There is no doubt that Jason Spezza is a world class talent and one of the best players in the NHL.  Check that.  There is no doubt that a HEALTHY Spezza is that.

Jan 18, 2014; Ottawa, Ontario, CAN; New York Rangers goalie Cam Talbot (33) blocks a shot from Ottawa Senators center Jason Spezza (19) in the third period at the Canadian Tire Centre. The Rangers defeated the Senators 4-1. Mandatory Credit: Marc DesRosiers-USA TODAY Sports

Give him credit for trying, but right now, Spezza is not healthy.  I watched him during a first period shift against the Rangers, and he simply can’t skate at the level he needs to be to be effective.  His back, or hip simply hasn’t recovered to the point where he can do the things he is used to doing, and it is hurting the team.

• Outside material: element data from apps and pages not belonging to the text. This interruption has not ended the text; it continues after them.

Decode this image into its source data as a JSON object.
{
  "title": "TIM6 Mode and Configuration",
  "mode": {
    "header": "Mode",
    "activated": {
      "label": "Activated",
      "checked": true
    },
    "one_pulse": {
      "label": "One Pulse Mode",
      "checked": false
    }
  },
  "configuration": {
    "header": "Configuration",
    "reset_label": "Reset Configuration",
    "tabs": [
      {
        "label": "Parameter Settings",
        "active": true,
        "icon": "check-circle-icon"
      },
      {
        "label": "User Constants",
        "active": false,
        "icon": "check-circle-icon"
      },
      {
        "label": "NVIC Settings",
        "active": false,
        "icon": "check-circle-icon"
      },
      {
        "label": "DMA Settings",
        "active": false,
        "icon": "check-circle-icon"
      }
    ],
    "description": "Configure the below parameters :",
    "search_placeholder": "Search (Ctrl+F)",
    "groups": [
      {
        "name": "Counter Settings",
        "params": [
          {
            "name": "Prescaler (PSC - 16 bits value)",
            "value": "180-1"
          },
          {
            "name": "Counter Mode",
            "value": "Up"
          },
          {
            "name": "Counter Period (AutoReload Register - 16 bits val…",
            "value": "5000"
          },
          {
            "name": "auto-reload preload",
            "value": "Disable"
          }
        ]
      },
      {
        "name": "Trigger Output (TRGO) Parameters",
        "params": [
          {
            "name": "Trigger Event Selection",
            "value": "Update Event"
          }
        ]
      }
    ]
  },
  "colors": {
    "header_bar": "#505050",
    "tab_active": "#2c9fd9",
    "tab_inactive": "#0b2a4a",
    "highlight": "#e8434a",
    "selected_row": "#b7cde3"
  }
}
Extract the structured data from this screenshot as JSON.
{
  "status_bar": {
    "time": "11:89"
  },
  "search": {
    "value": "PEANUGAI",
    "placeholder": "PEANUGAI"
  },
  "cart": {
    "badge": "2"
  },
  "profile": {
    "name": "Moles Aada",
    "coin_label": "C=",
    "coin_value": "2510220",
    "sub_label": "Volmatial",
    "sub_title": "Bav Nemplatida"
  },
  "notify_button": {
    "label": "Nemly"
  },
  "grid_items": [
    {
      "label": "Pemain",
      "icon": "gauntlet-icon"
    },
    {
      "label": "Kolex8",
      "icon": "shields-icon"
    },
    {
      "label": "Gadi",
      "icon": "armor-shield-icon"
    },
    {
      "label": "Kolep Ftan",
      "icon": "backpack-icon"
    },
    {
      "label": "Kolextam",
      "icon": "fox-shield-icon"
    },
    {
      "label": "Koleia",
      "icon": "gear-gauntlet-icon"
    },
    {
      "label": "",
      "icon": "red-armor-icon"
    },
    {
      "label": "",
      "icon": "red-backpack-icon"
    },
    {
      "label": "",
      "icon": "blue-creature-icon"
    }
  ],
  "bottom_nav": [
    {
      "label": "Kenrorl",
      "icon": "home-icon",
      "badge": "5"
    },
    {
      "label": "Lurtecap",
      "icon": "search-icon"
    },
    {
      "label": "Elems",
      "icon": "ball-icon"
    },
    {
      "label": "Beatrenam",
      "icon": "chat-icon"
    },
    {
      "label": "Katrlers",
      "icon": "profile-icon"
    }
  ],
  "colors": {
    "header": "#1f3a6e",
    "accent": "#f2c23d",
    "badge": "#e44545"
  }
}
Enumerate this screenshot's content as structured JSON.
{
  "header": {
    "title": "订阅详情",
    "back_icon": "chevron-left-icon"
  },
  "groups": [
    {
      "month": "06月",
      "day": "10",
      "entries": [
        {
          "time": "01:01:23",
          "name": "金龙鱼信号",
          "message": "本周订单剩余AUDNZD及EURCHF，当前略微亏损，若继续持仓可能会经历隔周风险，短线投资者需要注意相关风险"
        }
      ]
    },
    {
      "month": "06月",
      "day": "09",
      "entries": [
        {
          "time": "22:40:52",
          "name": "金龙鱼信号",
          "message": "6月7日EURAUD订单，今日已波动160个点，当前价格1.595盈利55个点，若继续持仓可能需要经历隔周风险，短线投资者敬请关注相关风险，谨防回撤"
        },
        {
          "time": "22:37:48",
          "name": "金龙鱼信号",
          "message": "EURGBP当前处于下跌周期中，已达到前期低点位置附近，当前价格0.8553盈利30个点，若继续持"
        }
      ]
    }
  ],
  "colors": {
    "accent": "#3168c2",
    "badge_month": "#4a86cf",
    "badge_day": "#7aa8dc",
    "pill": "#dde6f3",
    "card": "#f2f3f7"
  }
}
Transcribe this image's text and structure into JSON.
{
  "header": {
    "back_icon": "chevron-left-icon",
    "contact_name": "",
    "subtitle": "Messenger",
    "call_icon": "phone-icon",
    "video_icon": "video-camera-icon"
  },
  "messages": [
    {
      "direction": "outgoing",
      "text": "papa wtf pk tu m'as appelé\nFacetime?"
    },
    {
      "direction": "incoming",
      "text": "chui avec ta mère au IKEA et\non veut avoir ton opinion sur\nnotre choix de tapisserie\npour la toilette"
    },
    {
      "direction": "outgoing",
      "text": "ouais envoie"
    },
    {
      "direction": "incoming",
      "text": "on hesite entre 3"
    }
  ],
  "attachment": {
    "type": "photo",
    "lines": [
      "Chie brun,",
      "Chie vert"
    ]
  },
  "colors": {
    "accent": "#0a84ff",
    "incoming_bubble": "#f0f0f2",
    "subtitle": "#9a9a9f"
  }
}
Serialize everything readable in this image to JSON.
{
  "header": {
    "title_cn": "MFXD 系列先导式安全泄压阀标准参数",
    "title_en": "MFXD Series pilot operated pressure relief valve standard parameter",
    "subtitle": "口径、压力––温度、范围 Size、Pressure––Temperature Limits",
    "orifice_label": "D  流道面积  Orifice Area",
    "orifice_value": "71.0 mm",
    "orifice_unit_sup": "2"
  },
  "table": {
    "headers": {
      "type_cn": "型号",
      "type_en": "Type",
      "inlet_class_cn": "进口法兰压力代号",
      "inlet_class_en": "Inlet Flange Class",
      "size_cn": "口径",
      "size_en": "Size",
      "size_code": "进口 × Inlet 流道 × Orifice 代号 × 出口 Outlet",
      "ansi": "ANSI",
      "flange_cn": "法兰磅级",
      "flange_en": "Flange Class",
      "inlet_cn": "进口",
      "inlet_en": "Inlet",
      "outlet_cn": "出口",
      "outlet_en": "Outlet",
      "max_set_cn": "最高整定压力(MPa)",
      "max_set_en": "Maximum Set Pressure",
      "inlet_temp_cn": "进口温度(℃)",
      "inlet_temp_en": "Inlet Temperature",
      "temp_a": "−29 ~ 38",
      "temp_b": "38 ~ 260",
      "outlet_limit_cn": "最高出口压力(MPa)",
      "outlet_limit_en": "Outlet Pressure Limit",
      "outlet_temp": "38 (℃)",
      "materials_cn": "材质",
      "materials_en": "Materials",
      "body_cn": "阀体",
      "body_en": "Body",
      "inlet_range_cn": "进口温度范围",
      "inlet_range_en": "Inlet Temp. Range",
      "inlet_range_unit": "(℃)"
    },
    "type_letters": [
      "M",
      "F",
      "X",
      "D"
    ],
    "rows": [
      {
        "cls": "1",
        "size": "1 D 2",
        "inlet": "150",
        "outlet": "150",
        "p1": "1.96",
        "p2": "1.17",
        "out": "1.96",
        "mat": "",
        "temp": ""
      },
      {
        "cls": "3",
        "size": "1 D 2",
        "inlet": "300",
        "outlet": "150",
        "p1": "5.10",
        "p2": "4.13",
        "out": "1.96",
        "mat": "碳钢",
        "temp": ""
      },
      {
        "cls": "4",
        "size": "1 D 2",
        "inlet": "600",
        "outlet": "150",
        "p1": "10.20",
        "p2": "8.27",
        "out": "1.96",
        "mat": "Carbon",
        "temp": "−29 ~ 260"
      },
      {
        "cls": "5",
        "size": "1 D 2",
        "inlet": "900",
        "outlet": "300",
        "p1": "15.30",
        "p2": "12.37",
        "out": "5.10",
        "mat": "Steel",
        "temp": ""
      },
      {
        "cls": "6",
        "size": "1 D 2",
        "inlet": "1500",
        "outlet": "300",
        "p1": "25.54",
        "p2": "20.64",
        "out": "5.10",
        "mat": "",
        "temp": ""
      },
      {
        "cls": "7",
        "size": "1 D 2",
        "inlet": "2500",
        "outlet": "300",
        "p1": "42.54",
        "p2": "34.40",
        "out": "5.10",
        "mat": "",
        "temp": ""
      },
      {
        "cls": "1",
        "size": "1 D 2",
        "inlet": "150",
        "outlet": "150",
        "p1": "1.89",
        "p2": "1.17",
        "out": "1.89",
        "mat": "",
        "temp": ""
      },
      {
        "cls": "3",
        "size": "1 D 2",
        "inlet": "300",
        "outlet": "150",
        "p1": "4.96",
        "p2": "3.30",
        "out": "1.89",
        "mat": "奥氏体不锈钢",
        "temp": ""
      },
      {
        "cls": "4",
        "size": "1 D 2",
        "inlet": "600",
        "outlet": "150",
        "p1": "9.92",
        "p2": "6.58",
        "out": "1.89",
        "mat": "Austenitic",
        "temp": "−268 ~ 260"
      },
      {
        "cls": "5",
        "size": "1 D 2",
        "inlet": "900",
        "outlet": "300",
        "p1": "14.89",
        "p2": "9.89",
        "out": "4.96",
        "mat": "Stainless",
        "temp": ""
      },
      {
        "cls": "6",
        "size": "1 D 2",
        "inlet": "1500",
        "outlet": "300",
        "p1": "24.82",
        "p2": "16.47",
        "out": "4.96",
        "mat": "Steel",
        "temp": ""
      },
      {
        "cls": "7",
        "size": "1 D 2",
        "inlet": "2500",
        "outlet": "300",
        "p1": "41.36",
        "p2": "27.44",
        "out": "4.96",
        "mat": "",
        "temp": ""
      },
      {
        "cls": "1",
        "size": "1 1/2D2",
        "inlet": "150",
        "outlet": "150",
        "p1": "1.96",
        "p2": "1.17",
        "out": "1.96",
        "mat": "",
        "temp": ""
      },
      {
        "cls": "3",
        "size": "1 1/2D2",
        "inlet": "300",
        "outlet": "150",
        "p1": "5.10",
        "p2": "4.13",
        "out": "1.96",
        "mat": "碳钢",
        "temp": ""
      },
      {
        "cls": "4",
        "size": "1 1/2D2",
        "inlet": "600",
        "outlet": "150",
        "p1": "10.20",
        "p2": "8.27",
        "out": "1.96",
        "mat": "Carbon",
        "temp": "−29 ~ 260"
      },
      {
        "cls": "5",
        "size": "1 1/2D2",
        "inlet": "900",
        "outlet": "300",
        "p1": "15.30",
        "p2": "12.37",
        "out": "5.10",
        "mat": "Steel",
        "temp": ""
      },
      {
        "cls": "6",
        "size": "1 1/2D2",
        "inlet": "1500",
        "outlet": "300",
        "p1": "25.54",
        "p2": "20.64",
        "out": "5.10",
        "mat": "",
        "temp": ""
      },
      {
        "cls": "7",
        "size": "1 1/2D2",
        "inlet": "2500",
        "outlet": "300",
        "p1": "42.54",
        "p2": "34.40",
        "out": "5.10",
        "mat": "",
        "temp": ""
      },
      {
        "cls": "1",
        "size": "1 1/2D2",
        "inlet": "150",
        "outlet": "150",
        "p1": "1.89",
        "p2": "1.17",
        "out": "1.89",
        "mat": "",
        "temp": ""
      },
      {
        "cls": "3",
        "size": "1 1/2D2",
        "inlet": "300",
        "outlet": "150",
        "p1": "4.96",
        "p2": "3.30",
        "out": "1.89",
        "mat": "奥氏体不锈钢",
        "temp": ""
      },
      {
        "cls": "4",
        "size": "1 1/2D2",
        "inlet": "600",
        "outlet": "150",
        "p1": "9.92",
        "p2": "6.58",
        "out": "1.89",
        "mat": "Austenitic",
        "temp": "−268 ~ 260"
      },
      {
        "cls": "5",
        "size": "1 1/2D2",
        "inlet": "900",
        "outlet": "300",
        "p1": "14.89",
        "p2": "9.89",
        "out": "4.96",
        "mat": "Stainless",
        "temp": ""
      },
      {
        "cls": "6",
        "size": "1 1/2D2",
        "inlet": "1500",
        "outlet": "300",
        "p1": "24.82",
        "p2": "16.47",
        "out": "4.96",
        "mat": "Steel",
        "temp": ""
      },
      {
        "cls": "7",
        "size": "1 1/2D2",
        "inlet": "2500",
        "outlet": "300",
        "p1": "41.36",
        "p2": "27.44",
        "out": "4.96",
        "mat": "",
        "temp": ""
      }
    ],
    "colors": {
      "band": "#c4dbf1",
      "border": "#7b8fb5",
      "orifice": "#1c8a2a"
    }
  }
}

Whatever it is, it also has had a big effect on his faceoff ability as well.  Since he returned from his most recent absence, he has been over 50% just once in 5 games, and has been under 40% 3 times.  That is noticeable because he is still at 55% on the season, so it has been quite a dropoff.

The solution, in my mind, is to shut him down until after the Olympic break.  With 2 lines going pretty well on most nights and a Zack Smith line that has been pretty effective, a 50% Spezza isn’t required.

The Senators have 10 games remaining between now and the Olympic break.  Those 10 games could will be important for the playoff race, but won’t likely make or break the Senators chances.  And Spezza, playing as he looks right now, isn’t going to be a difference maker in that push.

If the Senators were to shut him down today, it would be 5 and a half weeks until their first game following the Olympic break.  I’m not a doctor, but given the fact he is still playing, that should be plenty of time to allow him to rehab whatever is ailing him to get to the point where he is close to 100%, and at that point he could be a positive influence on the team and create the type of offensive chances we are accustomed to.